Most DIY closet systems depend on wire racks, which may be easy to install, but they won’t have the durability of a custom closet. “If you hang too much stuff on wire racking, it starts to dip in the middle, and eventually it’s going to come down. It’s not the best long-term storage solution.” Additionally, wire racks come in standard lengths, so they may not be easy to fit perfectly in the space where you want to establish storage. Settling for a shorter length of racking just to get something that fits a given space can mean you’re sacrificing inches of space that add up to feet of unused storage.
Myth #4: “It’s just a closet. No big deal.”
Giving your clothes a comfortable, crease-free place to hang out can revolutionize a part of your life: from the speed and style with which you get dressed in the morning (because you can see all the clothes you own) to the money you spend on clothing—no more buying the same black jacket or white blouse over and over because you forgot you already had one.

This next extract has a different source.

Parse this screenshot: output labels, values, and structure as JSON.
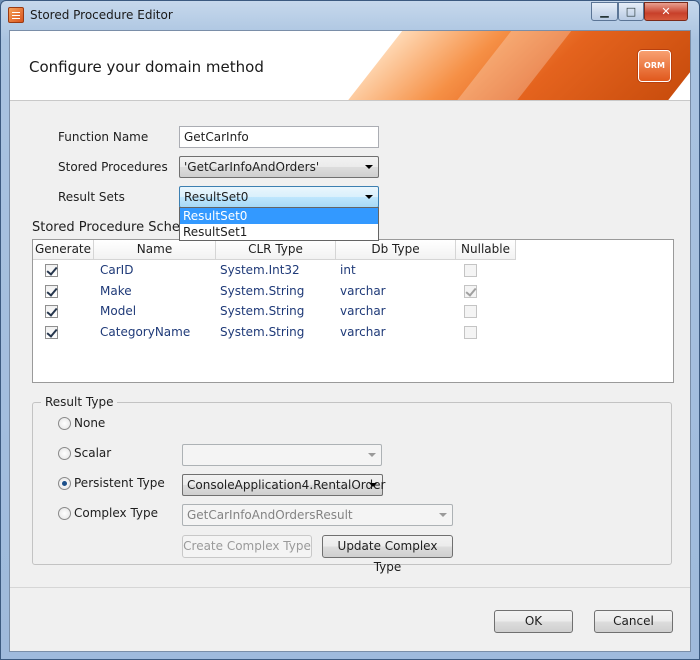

Moreover, because professional organization solutions are customized, there is no reason to limit them to the clothes closet. Imagine a kitchen where every pot and pan had a place to call its own, or a pantry with space for every can of soup, box of pasta, and envelope of chili seasoning. Or let your imagination run even wilder, as Josh notes some of his clients have done. “Recently, we turned a room off of a master bedroom into a walk-in closet with a bar area and breakfast nook—granite countertops, an island in the center.” Storage spaces are often able to take on new identities or purposes once the storage part is accomplished more efficiently.
Professional closet design does more than just give a room a new look. “Being more organized can really change people’s day-to-day lives. We hear that so often,” says Josh. “More organization can help you out in so many different ways—personally, professionally—the list goes on. Your overall quality of life at home improves and lifts up everything else from there.”
This spotlight article was crafted with the help of Closet America, a Closet & Garage Organizers Best Pick in Northern Virginia and Maryland. While we strive to provide relevant information to all homeowners, some of the material we publish may not pertain to every area. Please contact your local Best Pick companies for any further area-specific advice.